In 1998, Burger King announced that on April 1 a new burger called the "Left-Handed Whopper" was to rollout of its restaurants. What's so special about this particular Whopper? The burger chain said that this burger was engineered in a way that the condiments would slide out from the right side instead of the left side of the burger. Many went to order the "Left-Handed Whopper." Of course there was no such Whopper.
British mogul Sir Richard Branson pulled his own prank a day before April Fools' Day in 1989. Outside of London, motorists saw what appeared to be a flying saucer making its descent on the city. Unfortunately, instead of the UFO landing in Hyde Park as originally planned by Bronson, the craft landed in a small field outside of London. The police who responded to calls made by locals found not ET but the chairman of Virgin Records stepping out of his saucer looking hot air balloon.
Popular pranksters who do not wait for April Fools' Day
Aside from Branson, there are a number of celebrities known for playing pranks on their co-workers, friends and anyone else they could fool. These are people who do not wait for April Fools' Day to victimize some hapless, unsuspecting individuals.
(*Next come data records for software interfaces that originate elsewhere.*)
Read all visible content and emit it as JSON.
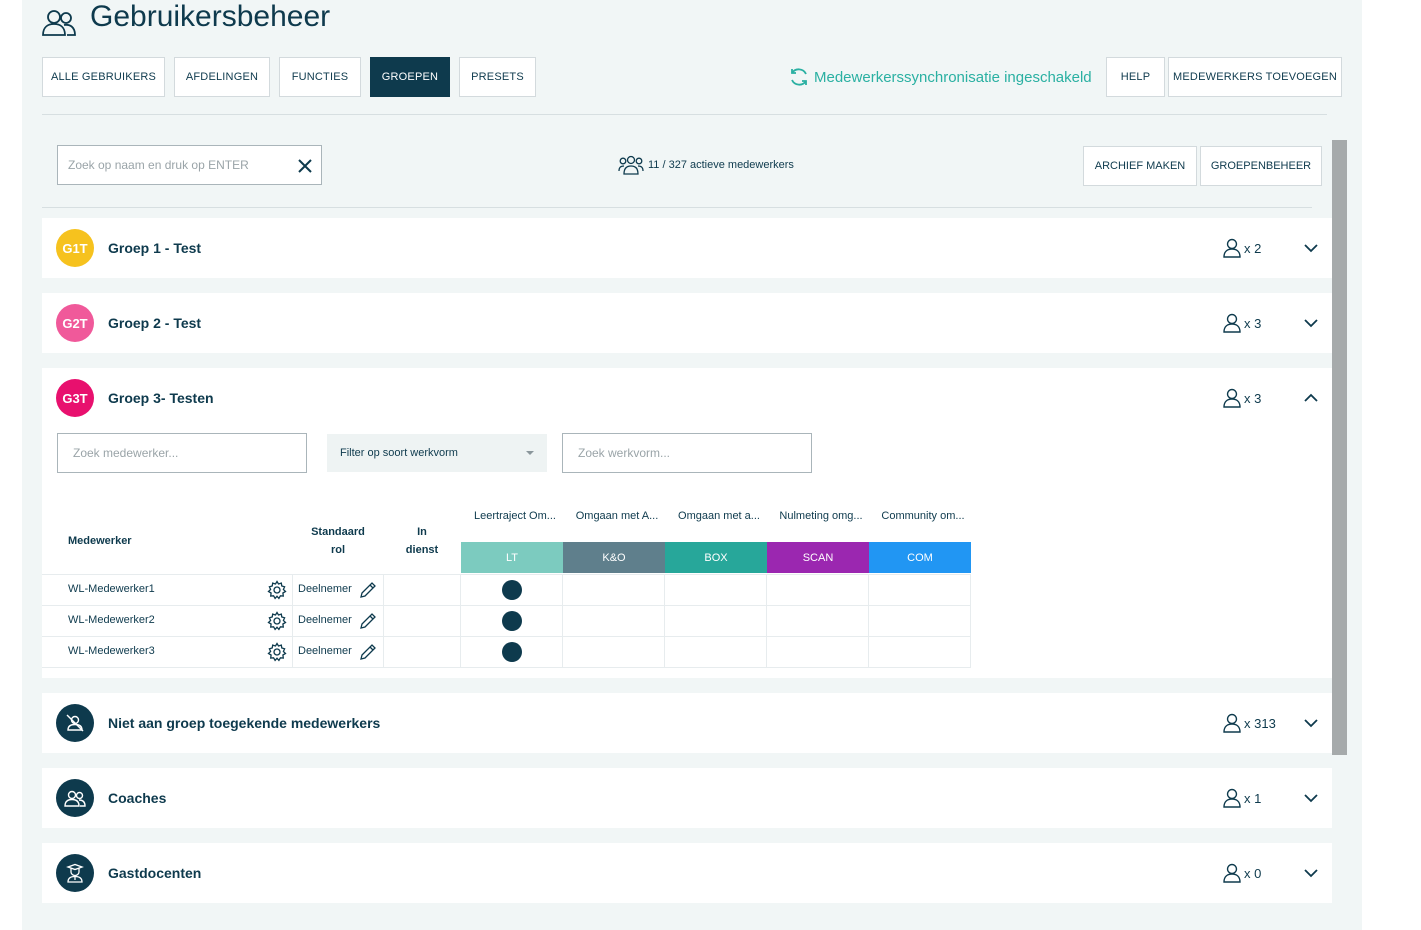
{
  "header": {
    "title": "Gebruikersbeheer",
    "title_icon": "users-icon"
  },
  "tabs": [
    {
      "label": "ALLE GEBRUIKERS",
      "active": false
    },
    {
      "label": "AFDELINGEN",
      "active": false
    },
    {
      "label": "FUNCTIES",
      "active": false
    },
    {
      "label": "GROEPEN",
      "active": true
    },
    {
      "label": "PRESETS",
      "active": false
    }
  ],
  "sync": {
    "label": "Medewerkerssynchronisatie ingeschakeld",
    "icon": "sync-icon",
    "color": "#2ab0a2"
  },
  "actions": {
    "help": "HELP",
    "add_employees": "MEDEWERKERS TOEVOEGEN"
  },
  "search": {
    "placeholder": "Zoek op naam en druk op ENTER",
    "value": ""
  },
  "active_count": "11 / 327 actieve medewerkers",
  "buttons": {
    "archive": "ARCHIEF MAKEN",
    "group_management": "GROEPENBEHEER"
  },
  "groups": [
    {
      "initials": "G1T",
      "name": "Groep 1 - Test",
      "count": "x 2",
      "color": "#f6c21e",
      "expanded": false
    },
    {
      "initials": "G2T",
      "name": "Groep 2 - Test",
      "count": "x 3",
      "color": "#f0599a",
      "expanded": false
    },
    {
      "initials": "G3T",
      "name": "Groep 3- Testen",
      "count": "x 3",
      "color": "#e8106e",
      "expanded": true
    },
    {
      "initials": "",
      "name": "Niet aan groep toegekende medewerkers",
      "count": "x 313",
      "icon": "user-slash-icon",
      "expanded": false
    },
    {
      "initials": "",
      "name": "Coaches",
      "count": "x 1",
      "icon": "users-icon",
      "expanded": false
    },
    {
      "initials": "",
      "name": "Gastdocenten",
      "count": "x 0",
      "icon": "teacher-icon",
      "expanded": false
    }
  ],
  "expanded": {
    "employee_search_placeholder": "Zoek medewerker...",
    "filter_label": "Filter op soort werkvorm",
    "werkvorm_search_placeholder": "Zoek werkvorm...",
    "columns": {
      "employee": "Medewerker",
      "role_line1": "Standaard",
      "role_line2": "rol",
      "service_line1": "In",
      "service_line2": "dienst"
    },
    "werkvormen": [
      {
        "label": "Leertraject Om...",
        "badge": "LT",
        "color": "#7ccbbf"
      },
      {
        "label": "Omgaan met A...",
        "badge": "K&O",
        "color": "#5f7f8c"
      },
      {
        "label": "Omgaan met a...",
        "badge": "BOX",
        "color": "#27a79a"
      },
      {
        "label": "Nulmeting omg...",
        "badge": "SCAN",
        "color": "#9b27b0"
      },
      {
        "label": "Community om...",
        "badge": "COM",
        "color": "#2196f3"
      }
    ],
    "rows": [
      {
        "name": "WL-Medewerker1",
        "role": "Deelnemer"
      },
      {
        "name": "WL-Medewerker2",
        "role": "Deelnemer"
      },
      {
        "name": "WL-Medewerker3",
        "role": "Deelnemer"
      }
    ]
  },
  "colors": {
    "primary": "#0e3a4d",
    "page_bg": "#f1f6f6",
    "accent": "#2ab0a2"
  }
}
Actors Mel Gibson and George Clooney are well-known pranksters. Brad Pitt, one of Clooney's closest pals, is often the target of his pranks. But Pitt himself can dish out creative pranks of his own. Will Ferrell, Sarah Silverman and Sacha Baron Cohen have had their share of foolery and pranks throughout their lives.
Kudos should go to actor Ashton Kutcher for making money from pranking and punking famous celebrities. Kutcher was host of the MTV show "Punk'd" where celebrities find themselves at the receiving end of practical jokes. But before Kutcher, there was Allen Funt, the creator of Candid Camera. The show used hidden cameras to capture practical jokes played on ordinary citizens. Candid Camera had a successful run from 1948 to 2004.
On April Fools' Day, don't be played for a fool! If you plan to be the one dishing out the jokes, make sure they are fun and lighthearted, not mean and cruel. On the other hand, if you find yourself in the fool's shoes, be good-natured about it. You can always exact revenge on your jokester next year.